For the seventh year in a row, Bronx has been named the unhealthiest county in all of New York. 

What does this actually mean? 

 According to The New York Daily News, the Bronx has ranked last for quality of life, which includes poor physical and mental health and low birthweight.  In health factors the concerns were smoking, obesity and physical inactivity.

The county fought back saying that they have hosted a series of health screenings to promote wellness and overall community, but the factor that really brought the county down was their premature death rate.  

To determine these statistics, the number of people who have died before the age of 75 years of age was looked over. 

According to the University of Wisconsin Population Health Institute, when calculated, the number was 6,900 per every 100,000―the national average is 7,700.

Residents of the Bronx are living longer than they were 15 years ago, but they aren't living as well as they are in other places.

More statistics that had an effect on the rankings were the childhood poverty numbers, the high school graduation rate, and the unemployment rate. 

Childhood poverty in the Bronx is 43%, which is nearly double the statewide number.  The high school graduation rate is 56% compared to the statewide number percentage of 77%, and finally, the unemployment which stands are 9.8% compared to the 6.3% statewide.


As reported by Crain's New York Business, for the last seven years, the Bronx has unfortunately taken this title.  Something needs to change. But who should Bronxites hold accountable for that change? Mayor de Blasio?

Or Borough President Ruben Diaz Jr. who, you might remember, put de Blasio on DeBlastio for his response and mishandling of the Legionnaire's crisis last year; Diaz, who you might also have noticed has been Borough President every single year that the Bronx has been the unhealthiest county in New York. 

Seven years, the same headline. Seven years, the same elected official we might have wanted to demand accountability from. 


City officials have said that it's going to take time to come back from this. In an effort to raise awareness, Diaz announced #Not62, The Campaign for a Healthy Bronx. 

Diaz hopes that by 2020, well after he (probably) makes a run at de Blasio's job, the campaign will have built a solid foundation that allows multiple platforms to discuss social, economic, and environmental issues. 

Within this campaign there are about 70 organizations, including hospitals and community centers, who are working together to help promote healthier eating, additional exercise and safe sex programs.


With all of the above hopefully in the works to solve this reoccurring issue, we can't help but wonder why the city, Diaz's borough specifically, is continuing to take steps in the complete opposite direction, focusing more on development rather than general health. 

For example, Time Out, reported last week that Saks Off 5th has signed a 10-year-lease at its first-ever Bronx location.  

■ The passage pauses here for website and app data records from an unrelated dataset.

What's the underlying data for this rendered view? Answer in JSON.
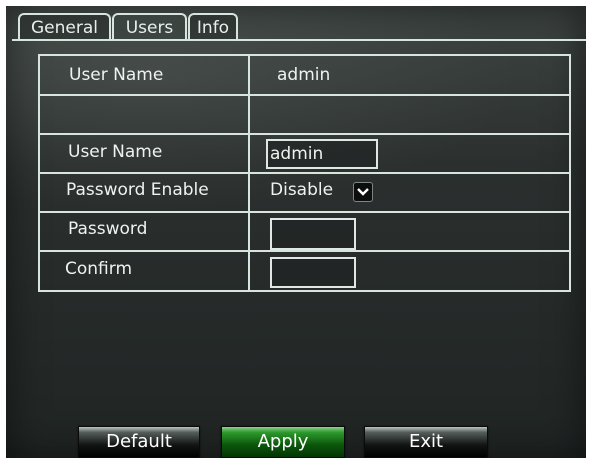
{
  "tabs": [
    {
      "label": "General",
      "active": false
    },
    {
      "label": "Users",
      "active": true
    },
    {
      "label": "Info",
      "active": false
    }
  ],
  "current_user": {
    "label": "User Name",
    "value": "admin"
  },
  "form": {
    "user_name": {
      "label": "User Name",
      "value": "admin"
    },
    "password_enable": {
      "label": "Password Enable",
      "value": "Disable"
    },
    "password": {
      "label": "Password",
      "value": ""
    },
    "confirm": {
      "label": "Confirm",
      "value": ""
    }
  },
  "buttons": {
    "default_label": "Default",
    "apply_label": "Apply",
    "exit_label": "Exit"
  },
  "colors": {
    "panel_background": "#2b302f",
    "grid_lines": "#d8e4de",
    "apply_button": "#2c9a2c",
    "default_button": "#111413"
  }
}
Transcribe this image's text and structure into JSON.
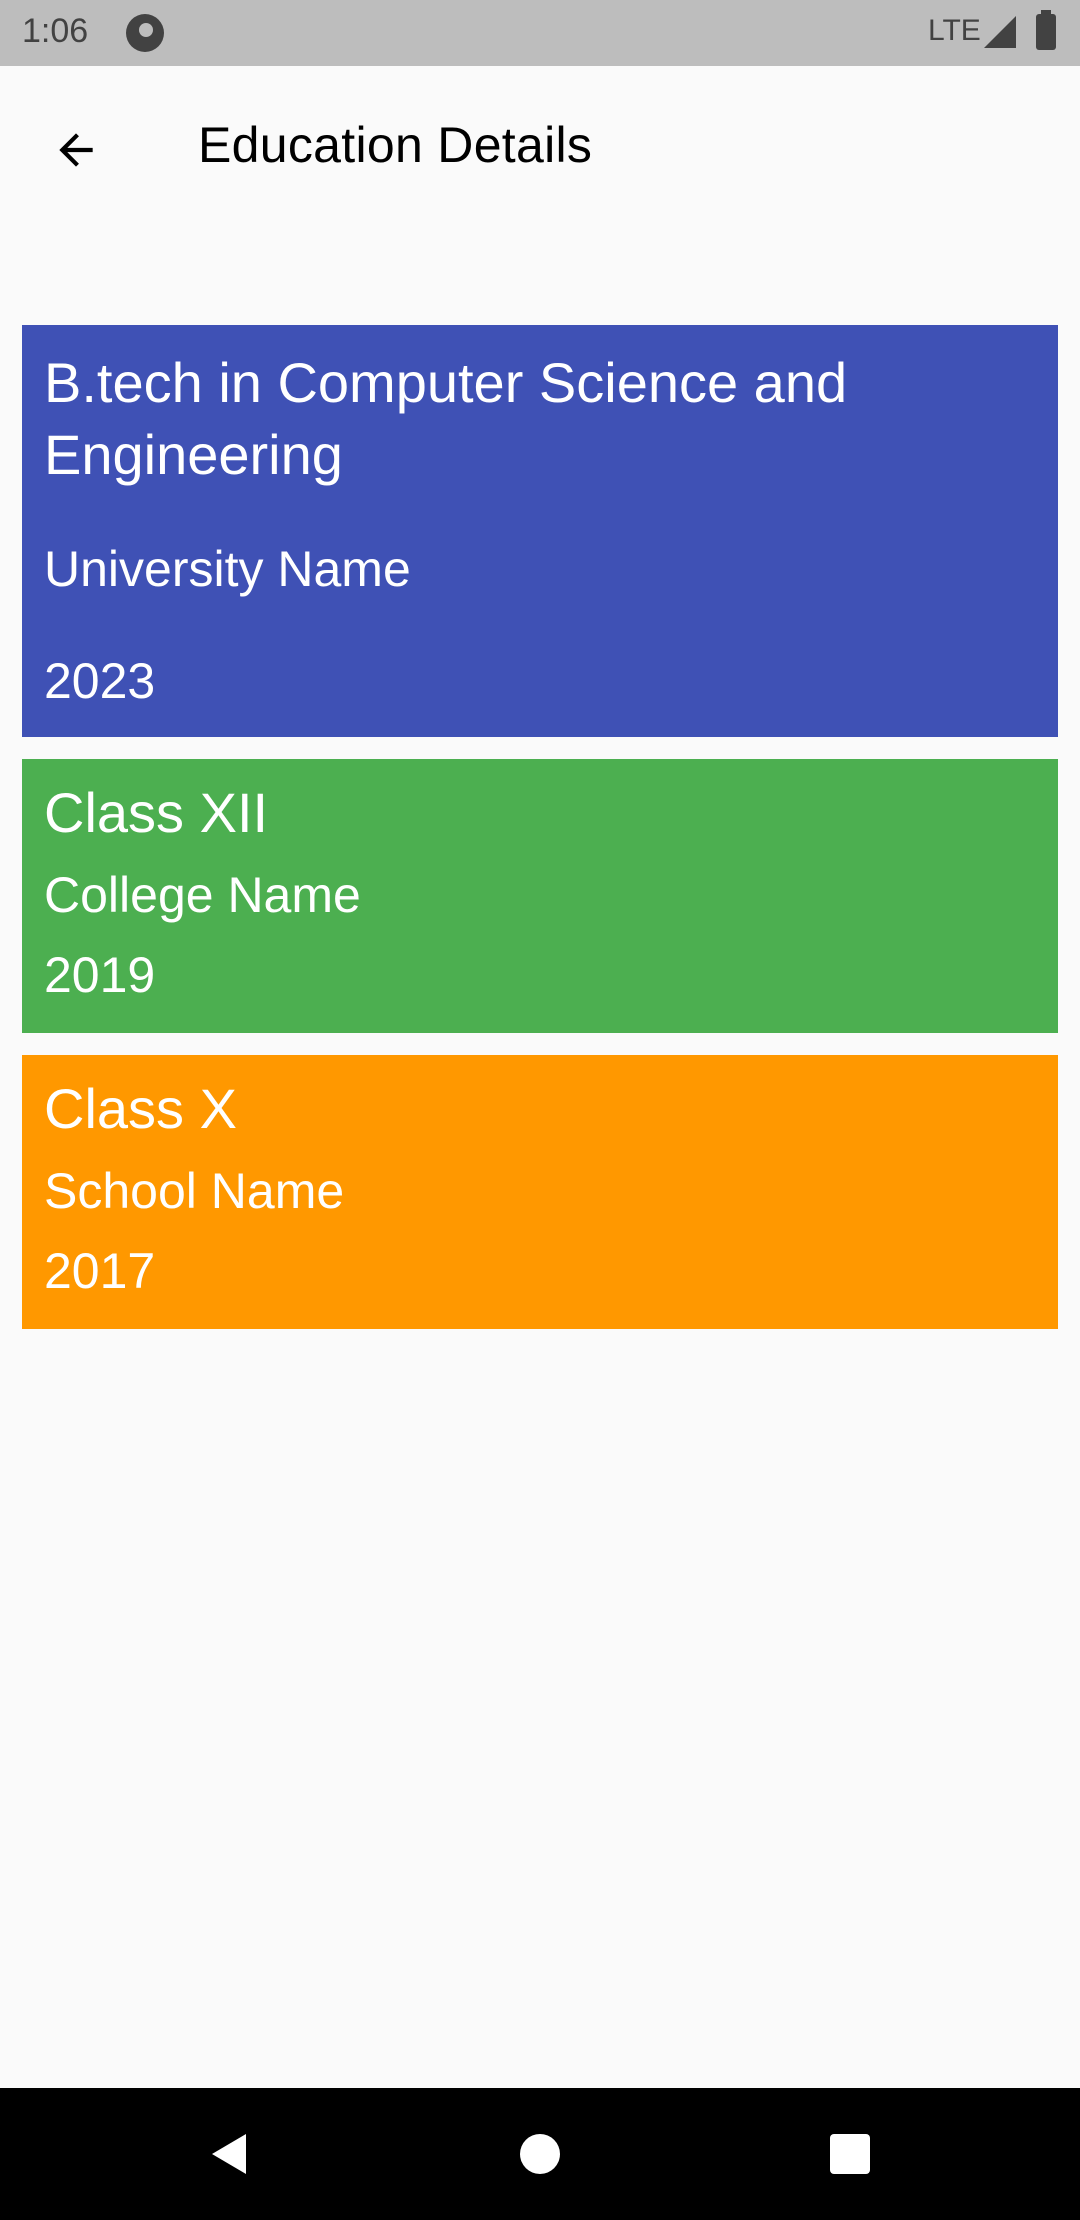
{
  "status_bar": {
    "time": "1:06",
    "network": "LTE",
    "icons": [
      "app-notification-icon",
      "signal-icon",
      "battery-icon"
    ]
  },
  "app_bar": {
    "back_icon": "arrow-back-icon",
    "title": "Education Details"
  },
  "education": [
    {
      "degree": "B.tech in Computer Science and Engineering",
      "institute": "University Name",
      "year": "2023",
      "color": "#3f51b5"
    },
    {
      "degree": "Class XII",
      "institute": "College Name",
      "year": "2019",
      "color": "#4caf50"
    },
    {
      "degree": "Class X",
      "institute": "School Name",
      "year": "2017",
      "color": "#ff9800"
    }
  ],
  "nav_bar": {
    "icons": [
      "nav-back-icon",
      "nav-home-icon",
      "nav-recents-icon"
    ]
  }
}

The department store, which is set to open next summer, is known for its bargains that you can't find at their mother store, Saks Fifth Avenue. 

But that's a small thing. That's nothing compared to a slapdash plan for affordable housing developments that would hopefully offset the rapid pace at which rents are already rising, or the decidedly egregious plans to build a wholly gentrified "Piano District." 


Of course, Diaz is a huge "Gentrification Denier." So, maybe, despite the optics of the situation―a million steps taken towards what will ultimately dislodge and dissolve the cultural identity and history of the Bronx as we know it, don't exactly define the situation. 

Let's hope not. Because the reality of the situation is far worse. 


Seven years of the same results with only the hope that four years from now the health of the Bronx will improve... 

But hey, at least there's #Not62, right? 

It's a step in the right direction, right? And not just just a way— nope. It’s just a long overdue initiative that may or may not help Bronxites at all, but will at least make Diaz look as though he’s deeply concerned. 

But then again, maybe to Diaz, someone who doesn't believe in the reality he's developing, this whole health crisis doesn't actually exist either.  

[via Daily News New York] [Feature Image Courtesy Travelettes]